But Bleak House is a great example of my initial fascination with British, Victorian culture. Before I started university, I lived in Paris for a while and on one visit to Shakespeare & co’s I found a copy of Bleak House. I thought, ‘hey this must be the greatest example of British literature – I have to get copy’. Also of course in order to get Shakespeare & Co’s fine stamp in my book.

Anyway my Penguin’s edition of Bleak House then went on my bookshelf; looking cool and sort of intellectual (and dusty) and I didn’t open it at all before I started my studies a few years later. Now I think I’ve begun reading it 3 times and returning a couple more, until now, when I’ve honestly given up. Sorry, Charles, I enjoyed Great Expectations and Oliver Twist, but…pyh.

Well, to compensate for my lack of reading the books, I’ve seen many TV, film and stage adaptations of his works. It’s the first time I have seen Bleak House, though, but I think this one really gets it all right. Since I’ve only read about half of the novel maybe 3 times, it is so wonderful finally to have a TV version that you trust to bring all the details of the story and characters.
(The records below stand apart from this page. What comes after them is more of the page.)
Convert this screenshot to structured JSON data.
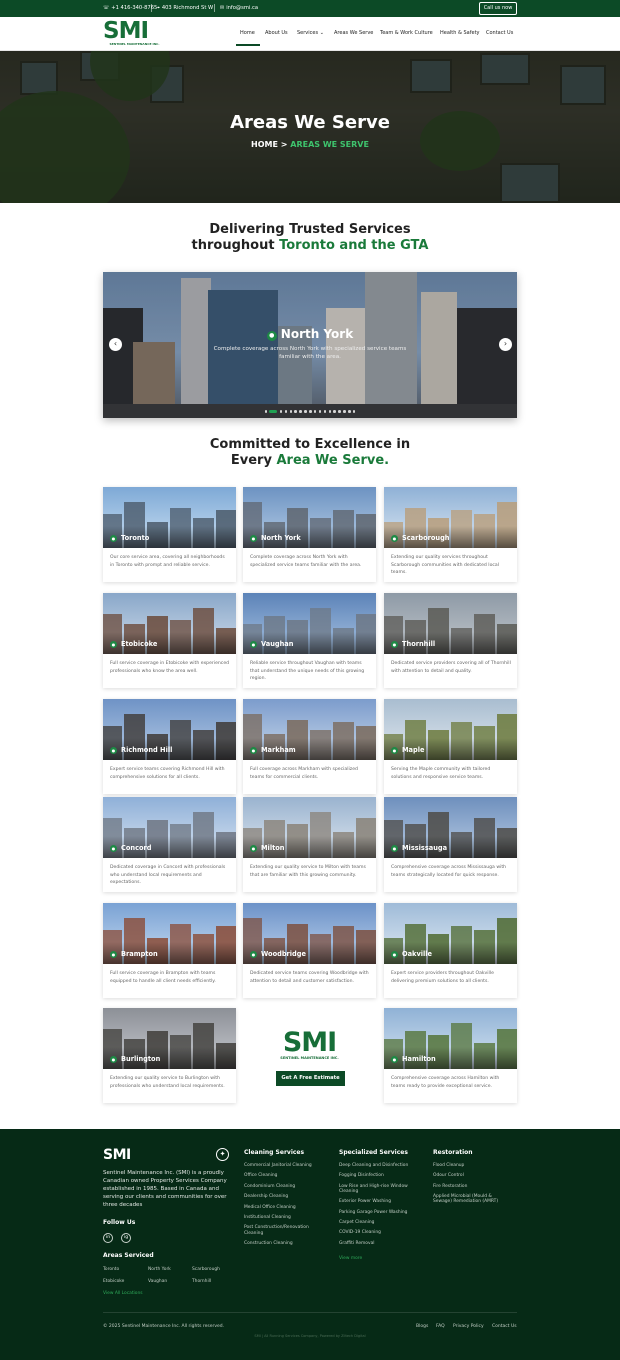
{
  "topbar": {
    "phone": "+1 416-340-8765",
    "address": "403 Richmond St W",
    "email": "info@smi.ca",
    "call_button": "Call us now"
  },
  "brand": {
    "logo_text": "SMI",
    "logo_sub": "SENTINEL MAINTENANCE INC."
  },
  "nav": {
    "items": [
      "Home",
      "About Us",
      "Services",
      "Areas We Serve",
      "Team & Work Culture",
      "Health & Safety",
      "Contact Us"
    ],
    "active": "Home"
  },
  "hero": {
    "title": "Areas We Serve",
    "breadcrumb_home": "HOME",
    "breadcrumb_sep": ">",
    "breadcrumb_current": "AREAS WE SERVE"
  },
  "intro": {
    "line1": "Delivering Trusted Services",
    "line2_prefix": "throughout",
    "line2_highlight": "Toronto and the GTA"
  },
  "slider": {
    "title": "North York",
    "description": "Complete coverage across North York with specialized service teams familiar with the area.",
    "prev_icon": "chevron-left-icon",
    "next_icon": "chevron-right-icon",
    "slide_count": 18,
    "active_index": 1
  },
  "committed": {
    "line1": "Committed to Excellence in",
    "line2_prefix": "Every",
    "line2_highlight": "Area We Serve."
  },
  "areas": [
    {
      "name": "Toronto",
      "text": "Our core service area, covering all neighborhoods in Toronto with prompt and reliable service."
    },
    {
      "name": "North York",
      "text": "Complete coverage across North York with specialized service teams familiar with the area."
    },
    {
      "name": "Scarborough",
      "text": "Extending our quality services throughout Scarborough communities with dedicated local teams."
    },
    {
      "name": "Etobicoke",
      "text": "Full service coverage in Etobicoke with experienced professionals who know the area well."
    },
    {
      "name": "Vaughan",
      "text": "Reliable service throughout Vaughan with teams that understand the unique needs of this growing region."
    },
    {
      "name": "Thornhill",
      "text": "Dedicated service providers covering all of Thornhill with attention to detail and quality."
    },
    {
      "name": "Richmond Hill",
      "text": "Expert service teams covering Richmond Hill with comprehensive solutions for all clients."
    },
    {
      "name": "Markham",
      "text": "Full coverage across Markham with specialized teams for commercial clients."
    },
    {
      "name": "Maple",
      "text": "Serving the Maple community with tailored solutions and responsive service teams."
    },
    {
      "name": "Concord",
      "text": "Dedicated coverage in Concord with professionals who understand local requirements and expectations."
    },
    {
      "name": "Milton",
      "text": "Extending our quality service to Milton with teams that are familiar with this growing community."
    },
    {
      "name": "Mississauga",
      "text": "Comprehensive coverage across Mississauga with teams strategically located for quick response."
    },
    {
      "name": "Brampton",
      "text": "Full service coverage in Brampton with teams equipped to handle all client needs efficiently."
    },
    {
      "name": "Woodbridge",
      "text": "Dedicated service teams covering Woodbridge with attention to detail and customer satisfaction."
    },
    {
      "name": "Oakville",
      "text": "Expert service providers throughout Oakville delivering premium solutions to all clients."
    },
    {
      "name": "Burlington",
      "text": "Extending our quality service to Burlington with professionals who understand local requirements."
    },
    {
      "name": "Hamilton",
      "text": "Comprehensive coverage across Hamilton with teams ready to provide exceptional service."
    }
  ],
  "promo": {
    "logo_text": "SMI",
    "logo_sub": "SENTINEL MAINTENANCE INC.",
    "button": "Get A Free Estimate"
  },
  "footer": {
    "logo": "SMI",
    "about": "Sentinel Maintenance Inc. (SMI) is a proudly Canadian owned Property Services Company established in 1985. Based in Canada and serving our clients and communities for over three decades",
    "follow_heading": "Follow Us",
    "social": [
      "in",
      "ig"
    ],
    "areas_heading": "Areas Serviced",
    "areas": [
      "Toronto",
      "North York",
      "Scarborough",
      "Etobicoke",
      "Vaughan",
      "Thornhill"
    ],
    "areas_more": "View All Locations",
    "col1": {
      "heading": "Cleaning Services",
      "links": [
        "Commercial Janitorial Cleaning",
        "Office Cleaning",
        "Condominium Cleaning",
        "Dealership Cleaning",
        "Medical Office Cleaning",
        "Institutional Cleaning",
        "Post Construction/Renovation Cleaning",
        "Construction Cleaning"
      ]
    },
    "col2": {
      "heading": "Specialized Services",
      "links": [
        "Deep Cleaning and Disinfection",
        "Fogging Disinfection",
        "Low Rise and High-rise Window Cleaning",
        "Exterior Power Washing",
        "Parking Garage Power Washing",
        "Carpet Cleaning",
        "COVID-19 Cleaning",
        "Graffiti Removal"
      ],
      "more": "View more"
    },
    "col3": {
      "heading": "Restoration",
      "links": [
        "Flood Cleanup",
        "Odour Control",
        "Fire Restoration",
        "Applied Microbial (Mould & Sewage) Remediation (AMRT)"
      ]
    },
    "copyright": "© 2025 Sentinel Maintenance Inc. All rights reserved.",
    "bottom_links": [
      "Blogs",
      "FAQ",
      "Privacy Policy",
      "Contact Us"
    ],
    "credit": "SMI | All Running Services Company, Powered by Ziltech Digital"
  },
  "colors": {
    "brand_green": "#0c4a26",
    "accent_green": "#1a7a3a",
    "footer_bg": "#062a16"
  }
}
The complicated story of the case of Jarndyce vs. Jarndyce and the fate and consequences for all the people involved is actually made exciting.
The actors have been chosen really well and fit into their parts with ease and calm. No big celebrity actors star in this and if they do, they are well disguised - Except of course for the former X-files actress Gillian Anderson. She gives a (surprisingly?) good performance with an accurate English accent, as the mysterious and fragilely beautiful Lady Deadlock.
But what really makes my Sunday night so completely devoted to this series is apart from the intrigues and good acting the beautiful set design. The colours and the lighting in this production set the mood of Victorian London so well that you can almost feel the damp and dirty air. Also the costumes and make up creates the characters, seen especially in the contrast between the disgusting Mr. Smallweed and the pure and natural Esther.Therefore the best way to wallow great drama and English Victorian atmosphere is really Bleak House

3 kommentarer:

Marie sagde ...

It's funny - I've never been able to get through Bleak House either! Initially attracted to the novel's cool title I've tried several times, but never got into it. And I've had the same experience with other Dickens novels as well - I *love* watching the BBC adaptations of them, be it movies or series. But I can't seem to commit myself to Dickens writing, and David Copperfield remains the only Dickens novel I've ever read cover to cover.

But like you, I'm absolutely in love with Susanna White's Bleak House-series. Great series, brilliant acting all around.
I actually think that Gillian Anderson is generally an under-rated actress. Her performance as Lily Bart in The House of Mirth from 2000 is one of the most powerful performances I've seen. I hear that they are currently filming another X-Files movie featuring GA, and it has me worrying a little - I fear that maybe GA will once again be associated mostly with her television character Agent Scully, when she's so much more than that.

Anna Maxwell Martin is also very talented, I think! Esther Summerson is the first part I've seen her in, but I hope we'll see much more of her in the future. She's got a certain refreshing quirkiness to her personality that suits the part well and saves it from becoming nauseatingly good and virtuous (which I imagine would be the great danger of wise, level-headed Esther's part), and her emotional performance in the Bleak House reunion scene between long-lost mother and daughter brought tears to my eyes! *sniff*

But I also agree with you that the art direction is actually the best part of it all. I love those oblique angles and the dynamism the zoom-effect of the camera creates. And, yes, that wonderfully *bleak* lighting just sets the mood perfectly!

The UK satirical programme Dead Ringers parodied the series' style very accurately in an episode: http://www.youtube.com/watch?v=MSyIlcuCygE "I have something of the greatest importance to tell you". "Oh? Then let us by all means cut suddenly to another scene". :D

Did you happen to catch the BBC Jane Eyre series that was broadcast last summer? Also directed by Susanna White, I thought it had a lot of the same qualities that Bleak House had: An appropriate sinister atmosphere, great photography, and the actors (Toby Stephens as a - very cute - Mr Rochester and Esther Wilkinson as Jane) were very good, too. But I do think that Bleak House was the better of the two series - more concise somehow. But it's possible that I'm being just being an extra harsh critic because Jane Eyre is one of the English classics that I *have* got into - I love that novel and have read it several times. I'd be interested in hearing what you thought of the series, if you watched it!

/marie

Nerd Girl sagde ...

It's always nice to hear that we share the relationships with Mr. Dickens!
I saw BBC's Jane Eyre as well - but I'm more into the Dickens' gloomy mood. Jane is too pure (and a bit boring)for me - a bit like Esther- and too much of Esther would on film not be interesting...
I was never a finished that book either...
But Jean Rhys' Wild Sargasso Sea - awesome book!!!!! - About the mad mrs.Rochester in her earliere life! Read it!

Juliette. sagde ...

Good comments-- definitely agree, and as for Gillian's accent-- well, she's English, right? I mean, both English and American, as I think she moved quite a bit as a child.

Also, I realize this is coming somewhat late as a comment, but I'm re-watching it now on Netflix, and found your page by way of a Google search of "shake me up, Judy." :)